Given the inherent characteristics of an EM and the engineering design process, this paper starts by describing the overlap between the two and reveals how they complement one another; then goes into a thematic analysis of the mindsets of twenty-six students who had just completed a design activity in a first-year engineering course. The purpose of the study is to explore how their mindsets were revealed in their written reflections on: the attitudes and behaviors they perceive were necessary for successfully completing the design activity; reflections on which of the specified attitudes and behaviors they feel they possess; and reflections on which attitudes and behaviors they perceive are necessary for success after graduation. The results of this study reveal that students seamlessly weave together thoughts on actions performed during the design process with facets of an EM throughout their reflections. It includes evidence of how engineering design and EM can inform and influence one another while engineers engage in their work. The findings of this study help make the case for the need to co-facilitate the development of an EM as part of teaching engineering design in undergraduate engineering education.

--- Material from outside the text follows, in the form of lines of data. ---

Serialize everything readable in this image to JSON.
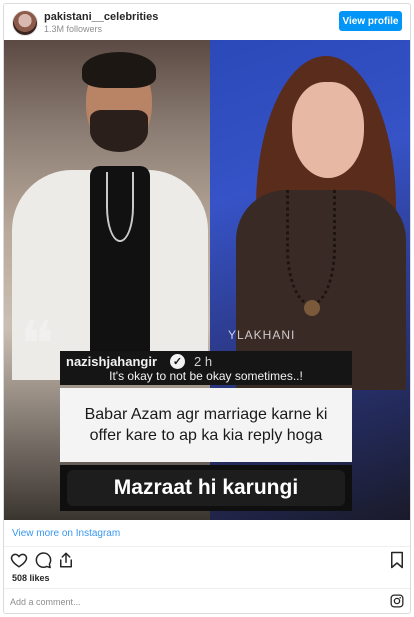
{
  "header": {
    "account_name": "pakistani__celebrities",
    "followers": "1.3M followers",
    "view_profile_label": "View profile"
  },
  "media": {
    "watermark": "YLAKHANI",
    "story_username": "nazishjahangir",
    "story_time": "2 h",
    "story_caption": "It's okay to not be okay sometimes..!",
    "question": "Babar  Azam agr marriage karne ki offer kare to ap ka kia reply hoga",
    "answer": "Mazraat hi karungi"
  },
  "footer": {
    "view_more": "View more on Instagram",
    "likes": "508 likes",
    "comment_placeholder": "Add a comment..."
  },
  "icons": [
    "heart-icon",
    "comment-icon",
    "share-icon",
    "bookmark-icon",
    "instagram-icon",
    "verified-icon"
  ],
  "colors": {
    "accent_blue": "#0095f6",
    "link_blue": "#3897f0",
    "border": "#dbdbdb"
  }
}
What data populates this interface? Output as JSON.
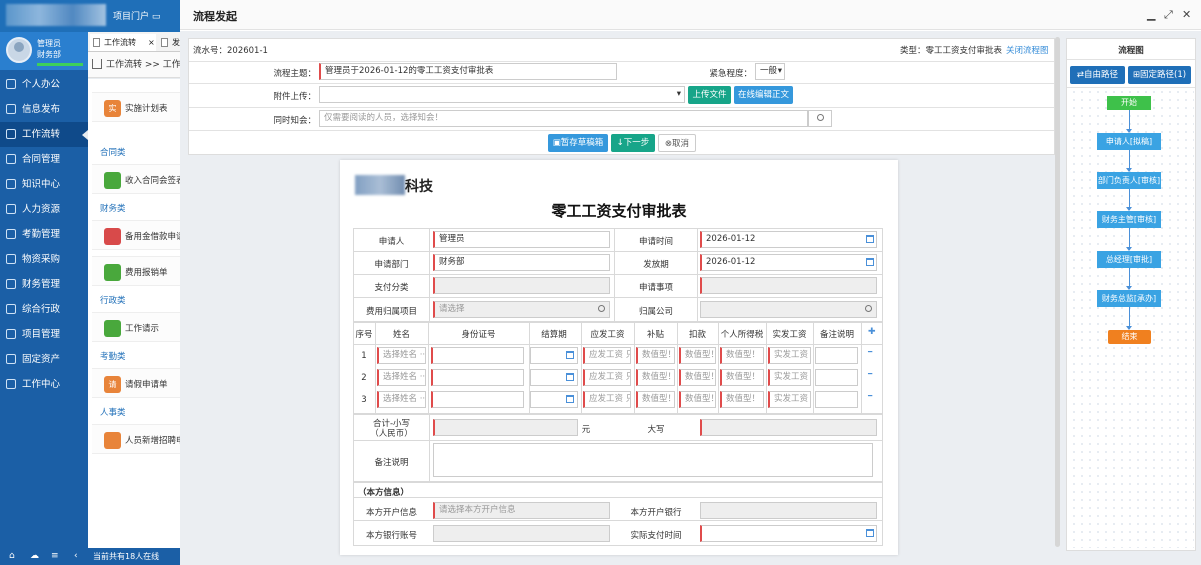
{
  "app": {
    "portal_label": "项目门户",
    "user_role": "管理员",
    "user_dept": "财务部",
    "online_text": "当前共有18人在线"
  },
  "nav": [
    {
      "label": "个人办公",
      "icon": "person-icon"
    },
    {
      "label": "信息发布",
      "icon": "news-icon"
    },
    {
      "label": "工作流转",
      "icon": "workflow-icon",
      "active": true
    },
    {
      "label": "合同管理",
      "icon": "contract-icon"
    },
    {
      "label": "知识中心",
      "icon": "knowledge-icon"
    },
    {
      "label": "人力资源",
      "icon": "hr-icon"
    },
    {
      "label": "考勤管理",
      "icon": "attendance-icon"
    },
    {
      "label": "物资采购",
      "icon": "purchase-icon"
    },
    {
      "label": "财务管理",
      "icon": "finance-icon"
    },
    {
      "label": "综合行政",
      "icon": "admin-icon"
    },
    {
      "label": "项目管理",
      "icon": "project-icon"
    },
    {
      "label": "固定资产",
      "icon": "asset-icon"
    },
    {
      "label": "工作中心",
      "icon": "work-center-icon"
    }
  ],
  "tabs": [
    {
      "label": "工作流转"
    },
    {
      "label": "发起"
    }
  ],
  "breadcrumb": "工作流转 >> 工作流",
  "list": {
    "items": [
      {
        "badge": "实",
        "label": "实施计划表",
        "color": "#e8843a"
      },
      {
        "section": "合同类"
      },
      {
        "badge": "",
        "label": "收入合同会签表",
        "color": "#49a83c"
      },
      {
        "section": "财务类"
      },
      {
        "badge": "",
        "label": "备用金借款申请",
        "color": "#d84a4a"
      },
      {
        "badge": "",
        "label": "费用报销单",
        "color": "#49a83c"
      },
      {
        "section": "行政类"
      },
      {
        "badge": "",
        "label": "工作请示",
        "color": "#49a83c"
      },
      {
        "section": "考勤类"
      },
      {
        "badge": "请",
        "label": "请假申请单",
        "color": "#e8843a"
      },
      {
        "section": "人事类"
      },
      {
        "badge": "",
        "label": "人员新增招聘申",
        "color": "#e8843a"
      }
    ]
  },
  "modal": {
    "title": "流程发起"
  },
  "form": {
    "serial_label": "流水号：",
    "serial": "202601-1",
    "type_label": "类型：",
    "type": "零工工资支付审批表",
    "close_flow": "关闭流程图",
    "subject_label": "流程主题：",
    "subject": "管理员于2026-01-12的零工工资支付审批表",
    "urgency_label": "紧急程度：",
    "urgency": "一般",
    "attach_label": "附件上传：",
    "upload_btn": "上传文件",
    "edit_btn": "在线编辑正文",
    "notify_label": "同时知会：",
    "notify_placeholder": "仅需要阅读的人员，选择知会！",
    "save_draft": "暂存草稿箱",
    "next_step": "下一步",
    "cancel": "取消"
  },
  "paper": {
    "company": "科技",
    "title": "零工工资支付审批表",
    "fields": {
      "applicant_label": "申请人",
      "applicant": "管理员",
      "apply_time_label": "申请时间",
      "apply_time": "2026-01-12",
      "dept_label": "申请部门",
      "dept": "财务部",
      "pay_date_label": "发放期",
      "pay_date": "2026-01-12",
      "pay_cat_label": "支付分类",
      "apply_item_label": "申请事项",
      "cost_proj_label": "费用归属项目",
      "cost_proj_ph": "请选择",
      "company_label": "归属公司"
    },
    "columns": [
      "序号",
      "姓名",
      "身份证号",
      "结算期",
      "应发工资",
      "补贴",
      "扣款",
      "个人所得税",
      "实发工资",
      "备注说明"
    ],
    "rows": [
      {
        "no": "1",
        "name_ph": "选择姓名 ···",
        "pay_ph": "应发工资 只",
        "num_ph": "数值型！",
        "net_ph": "实发工资 只"
      },
      {
        "no": "2",
        "name_ph": "选择姓名 ···",
        "pay_ph": "应发工资 只",
        "num_ph": "数值型！",
        "net_ph": "实发工资 只"
      },
      {
        "no": "3",
        "name_ph": "选择姓名 ···",
        "pay_ph": "应发工资 只",
        "num_ph": "数值型！",
        "net_ph": "实发工资 只"
      }
    ],
    "total_label": "合计-小写",
    "total_sub": "（人民币）",
    "yuan": "元",
    "daxie_label": "大写",
    "remark_label": "备注说明",
    "own_info": "（本方信息）",
    "account_label": "本方开户信息",
    "account_ph": "请选择本方开户信息",
    "bank_label": "本方开户银行",
    "bank_no_label": "本方银行账号",
    "actual_time_label": "实际支付时间"
  },
  "flowchart": {
    "title": "流程图",
    "free_path": "自由路径",
    "fixed_path": "固定路径(1)",
    "nodes": [
      "开始",
      "申请人[拟稿]",
      "部门负责人[审核]",
      "财务主管[审核]",
      "总经理[审批]",
      "财务总监[承办]",
      "结束"
    ]
  }
}
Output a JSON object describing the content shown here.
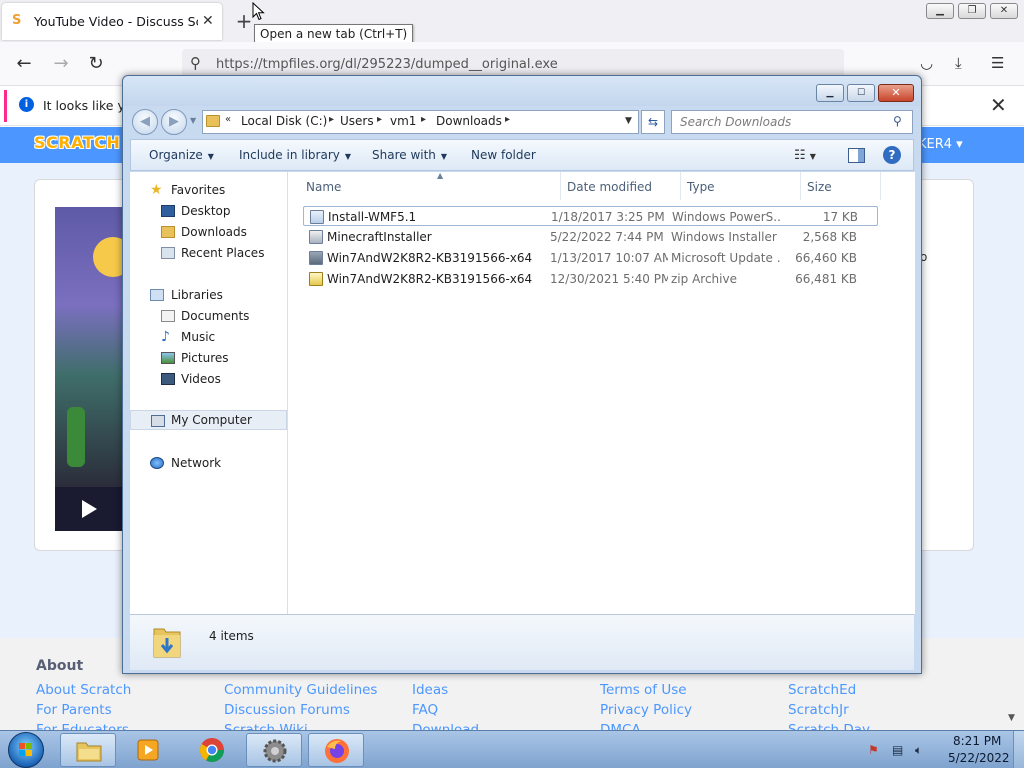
{
  "browser": {
    "tab_title": "YouTube Video - Discuss Scratch",
    "newtab_tooltip": "Open a new tab (Ctrl+T)",
    "url": "https://tmpfiles.org/dl/295223/dumped__original.exe",
    "infobar_text": "It looks like you"
  },
  "scratch": {
    "logo": "SCRATCH",
    "user_fragment": "KER4 ▾",
    "card_fragment": "o",
    "footer_heading": "About",
    "footer_links": [
      [
        "About Scratch",
        "For Parents",
        "For Educators"
      ],
      [
        "Community Guidelines",
        "Discussion Forums",
        "Scratch Wiki"
      ],
      [
        "Ideas",
        "FAQ",
        "Download"
      ],
      [
        "Terms of Use",
        "Privacy Policy",
        "DMCA"
      ],
      [
        "ScratchEd",
        "ScratchJr",
        "Scratch Day"
      ]
    ]
  },
  "explorer": {
    "breadcrumb": [
      "Local Disk (C:)",
      "Users",
      "vm1",
      "Downloads"
    ],
    "search_placeholder": "Search Downloads",
    "commands": [
      "Organize",
      "Include in library",
      "Share with",
      "New folder"
    ],
    "nav": {
      "favorites_label": "Favorites",
      "favorites": [
        "Desktop",
        "Downloads",
        "Recent Places"
      ],
      "libraries_label": "Libraries",
      "libraries": [
        "Documents",
        "Music",
        "Pictures",
        "Videos"
      ],
      "computer": "My Computer",
      "network": "Network"
    },
    "columns": [
      "Name",
      "Date modified",
      "Type",
      "Size"
    ],
    "files": [
      {
        "name": "Install-WMF5.1",
        "date": "1/18/2017 3:25 PM",
        "type": "Windows PowerS...",
        "size": "17 KB"
      },
      {
        "name": "MinecraftInstaller",
        "date": "5/22/2022 7:44 PM",
        "type": "Windows Installer ...",
        "size": "2,568 KB"
      },
      {
        "name": "Win7AndW2K8R2-KB3191566-x64",
        "date": "1/13/2017 10:07 AM",
        "type": "Microsoft Update ...",
        "size": "66,460 KB"
      },
      {
        "name": "Win7AndW2K8R2-KB3191566-x64",
        "date": "12/30/2021 5:40 PM",
        "type": "zip Archive",
        "size": "66,481 KB"
      }
    ],
    "items_count": "4 items"
  },
  "taskbar": {
    "time": "8:21 PM",
    "date": "5/22/2022"
  },
  "colors": {
    "scratch_blue": "#4c97ff",
    "explorer_frame": "#c7daf0",
    "taskbar": "#8fb1da"
  }
}
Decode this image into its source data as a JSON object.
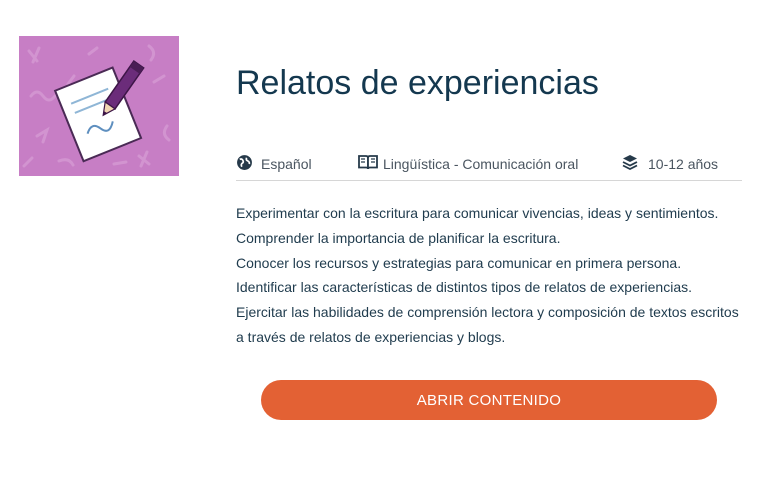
{
  "resource": {
    "title": "Relatos de experiencias",
    "thumbnail_icon": "writing-paper-pencil-icon",
    "thumbnail_color": "#c77ec5"
  },
  "meta": {
    "language": {
      "icon": "globe-icon",
      "label": "Español"
    },
    "subject": {
      "icon": "book-icon",
      "label": "Lingüística - Comunicación oral"
    },
    "age": {
      "icon": "layers-icon",
      "label": "10-12 años"
    }
  },
  "objectives": [
    "Experimentar con la escritura para comunicar vivencias, ideas y sentimientos.",
    "Comprender la importancia de planificar la escritura.",
    "Conocer los recursos y estrategias para comunicar en primera persona.",
    "Identificar las características de distintos tipos de relatos de experiencias.",
    "Ejercitar las habilidades de comprensión lectora y composición de textos escritos",
    "a través de relatos de experiencias y blogs."
  ],
  "actions": {
    "open_label": "ABRIR CONTENIDO",
    "accent_color": "#e36134"
  }
}
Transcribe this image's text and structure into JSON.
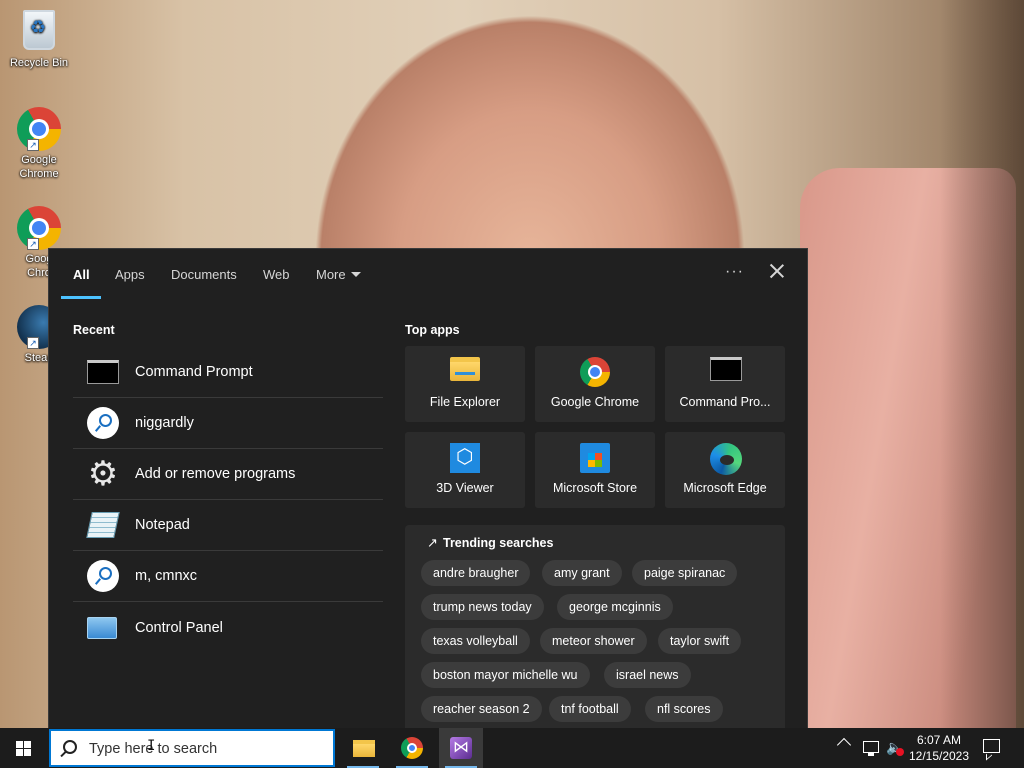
{
  "desktop": {
    "icons": [
      {
        "label": "Recycle Bin",
        "icon": "recycle-bin-icon"
      },
      {
        "label": "Google\nChrome",
        "icon": "chrome-icon"
      },
      {
        "label": "Goog\nChro",
        "icon": "chrome-icon"
      },
      {
        "label": "Stean",
        "icon": "steam-icon"
      }
    ]
  },
  "search_flyout": {
    "tabs": [
      {
        "label": "All",
        "active": true
      },
      {
        "label": "Apps"
      },
      {
        "label": "Documents"
      },
      {
        "label": "Web"
      },
      {
        "label": "More"
      }
    ],
    "more_options_label": "···",
    "recent": {
      "title": "Recent",
      "items": [
        {
          "label": "Command Prompt",
          "icon": "command-prompt-icon"
        },
        {
          "label": "niggardly",
          "icon": "search-history-icon"
        },
        {
          "label": "Add or remove programs",
          "icon": "gear-icon"
        },
        {
          "label": "Notepad",
          "icon": "notepad-icon"
        },
        {
          "label": "m, cmnxc",
          "icon": "search-history-icon"
        },
        {
          "label": "Control Panel",
          "icon": "control-panel-icon"
        }
      ]
    },
    "top_apps": {
      "title": "Top apps",
      "items": [
        {
          "label": "File Explorer",
          "icon": "file-explorer-icon"
        },
        {
          "label": "Google Chrome",
          "icon": "chrome-icon"
        },
        {
          "label": "Command Pro...",
          "icon": "command-prompt-icon"
        },
        {
          "label": "3D Viewer",
          "icon": "3d-viewer-icon"
        },
        {
          "label": "Microsoft Store",
          "icon": "microsoft-store-icon"
        },
        {
          "label": "Microsoft Edge",
          "icon": "edge-icon"
        }
      ]
    },
    "trending": {
      "title": "Trending searches",
      "chips": [
        "andre braugher",
        "amy grant",
        "paige spiranac",
        "trump news today",
        "george mcginnis",
        "texas volleyball",
        "meteor shower",
        "taylor swift",
        "boston mayor michelle wu",
        "israel news",
        "reacher season 2",
        "tnf football",
        "nfl scores"
      ]
    }
  },
  "taskbar": {
    "search": {
      "placeholder": "Type here to search"
    },
    "apps": [
      {
        "name": "file-explorer"
      },
      {
        "name": "google-chrome"
      },
      {
        "name": "visual-studio-installer"
      }
    ],
    "clock": {
      "time": "6:07 AM",
      "date": "12/15/2023"
    }
  },
  "colors": {
    "flyout_bg": "#202020",
    "tile_bg": "#2b2b2b",
    "chip_bg": "#3c3c3c",
    "accent": "#4cc2ff",
    "taskbar_bg": "#1c1c1c",
    "search_border": "#0078d4"
  }
}
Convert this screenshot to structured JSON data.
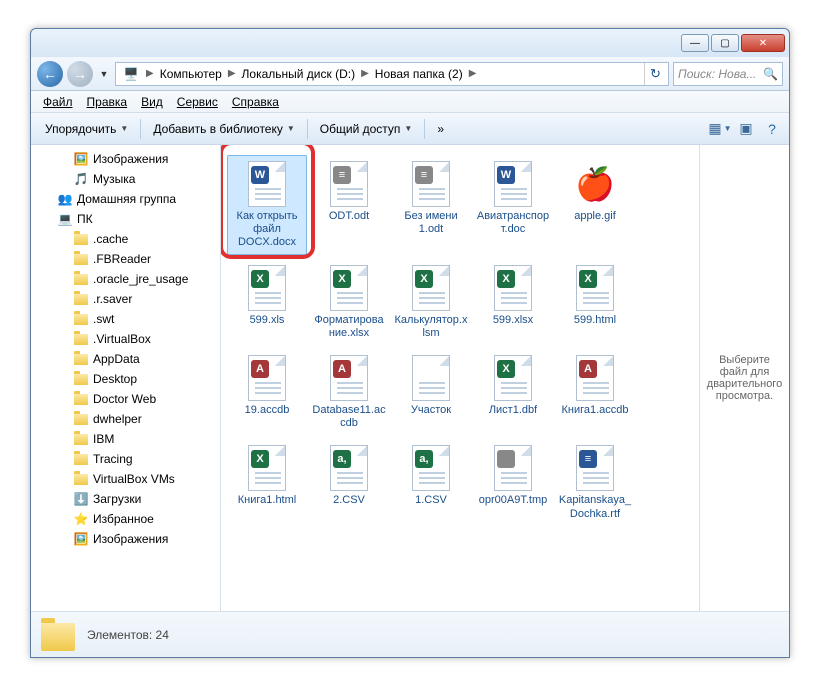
{
  "titlebar": {
    "min": "—",
    "max": "▢",
    "close": "✕"
  },
  "nav_back": "←",
  "nav_fwd": "→",
  "breadcrumbs": [
    "Компьютер",
    "Локальный диск (D:)",
    "Новая папка (2)"
  ],
  "refresh": "↻",
  "search": {
    "placeholder": "Поиск: Нова..."
  },
  "menu": [
    "Файл",
    "Правка",
    "Вид",
    "Сервис",
    "Справка"
  ],
  "toolbar": {
    "organize": "Упорядочить",
    "library": "Добавить в библиотеку",
    "share": "Общий доступ",
    "more": "»"
  },
  "tree": [
    {
      "label": "Изображения",
      "level": 1,
      "icon": "pics"
    },
    {
      "label": "Музыка",
      "level": 1,
      "icon": "music"
    },
    {
      "label": "Домашняя группа",
      "level": 0,
      "icon": "home"
    },
    {
      "label": "ПК",
      "level": 0,
      "icon": "pc"
    },
    {
      "label": ".cache",
      "level": 1,
      "icon": "folder"
    },
    {
      "label": ".FBReader",
      "level": 1,
      "icon": "folder"
    },
    {
      "label": ".oracle_jre_usage",
      "level": 1,
      "icon": "folder"
    },
    {
      "label": ".r.saver",
      "level": 1,
      "icon": "folder"
    },
    {
      "label": ".swt",
      "level": 1,
      "icon": "folder"
    },
    {
      "label": ".VirtualBox",
      "level": 1,
      "icon": "folder"
    },
    {
      "label": "AppData",
      "level": 1,
      "icon": "folder"
    },
    {
      "label": "Desktop",
      "level": 1,
      "icon": "folder"
    },
    {
      "label": "Doctor Web",
      "level": 1,
      "icon": "folder"
    },
    {
      "label": "dwhelper",
      "level": 1,
      "icon": "folder"
    },
    {
      "label": "IBM",
      "level": 1,
      "icon": "folder"
    },
    {
      "label": "Tracing",
      "level": 1,
      "icon": "folder"
    },
    {
      "label": "VirtualBox VMs",
      "level": 1,
      "icon": "folder"
    },
    {
      "label": "Загрузки",
      "level": 1,
      "icon": "dl"
    },
    {
      "label": "Избранное",
      "level": 1,
      "icon": "fav"
    },
    {
      "label": "Изображения",
      "level": 1,
      "icon": "pics"
    }
  ],
  "files": [
    {
      "name": "Как открыть файл DOCX.docx",
      "type": "docx",
      "selected": true
    },
    {
      "name": "ODT.odt",
      "type": "odt"
    },
    {
      "name": "Без имени 1.odt",
      "type": "odt"
    },
    {
      "name": "Авиатранспорт.doc",
      "type": "doc"
    },
    {
      "name": "apple.gif",
      "type": "gif"
    },
    {
      "name": "599.xls",
      "type": "xls"
    },
    {
      "name": "Форматирование.xlsx",
      "type": "xlsx"
    },
    {
      "name": "Калькулятор.xlsm",
      "type": "xlsm"
    },
    {
      "name": "599.xlsx",
      "type": "xlsx"
    },
    {
      "name": "599.html",
      "type": "html"
    },
    {
      "name": "19.accdb",
      "type": "accdb"
    },
    {
      "name": "Database11.accdb",
      "type": "accdb"
    },
    {
      "name": "Участок",
      "type": "blank"
    },
    {
      "name": "Лист1.dbf",
      "type": "xls"
    },
    {
      "name": "Книга1.accdb",
      "type": "accdb"
    },
    {
      "name": "Книга1.html",
      "type": "html"
    },
    {
      "name": "2.CSV",
      "type": "csv"
    },
    {
      "name": "1.CSV",
      "type": "csv"
    },
    {
      "name": "opr00A9T.tmp",
      "type": "tmp"
    },
    {
      "name": "Kapitanskaya_Dochka.rtf",
      "type": "rtf"
    }
  ],
  "preview_text": "Выберите файл для дварительного просмотра.",
  "status": {
    "count_label": "Элементов:",
    "count": "24"
  }
}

Huerta, M. V., & London, J. S., & Trowbridge, A., & Arévalo Avalos, M., & Huang, W., & McKenna, A. F. (2017, June), Cultivating the Entrepreneurial Mindset through Design: Insights from Thematic Analysis of First-year Engineering Students' Reflections Paper presented at 2017 ASEE Annual Conference & Exposition, Columbus, Ohio. https://peer.asee.org/28093

ASEE holds the copyright on this document. It may be read by the public free of charge. Authors may archive their work on personal websites or in institutional repositories with the following citation: © 2017 American Society for Engineering Education. Other scholars may excerpt or quote from these materials with the same citation. When excerpting or quoting from Conference Proceedings, authors should, in addition to noting the ASEE copyright, list all the original authors and their institutions and name the host city of the conference. - Last updated April 1, 2015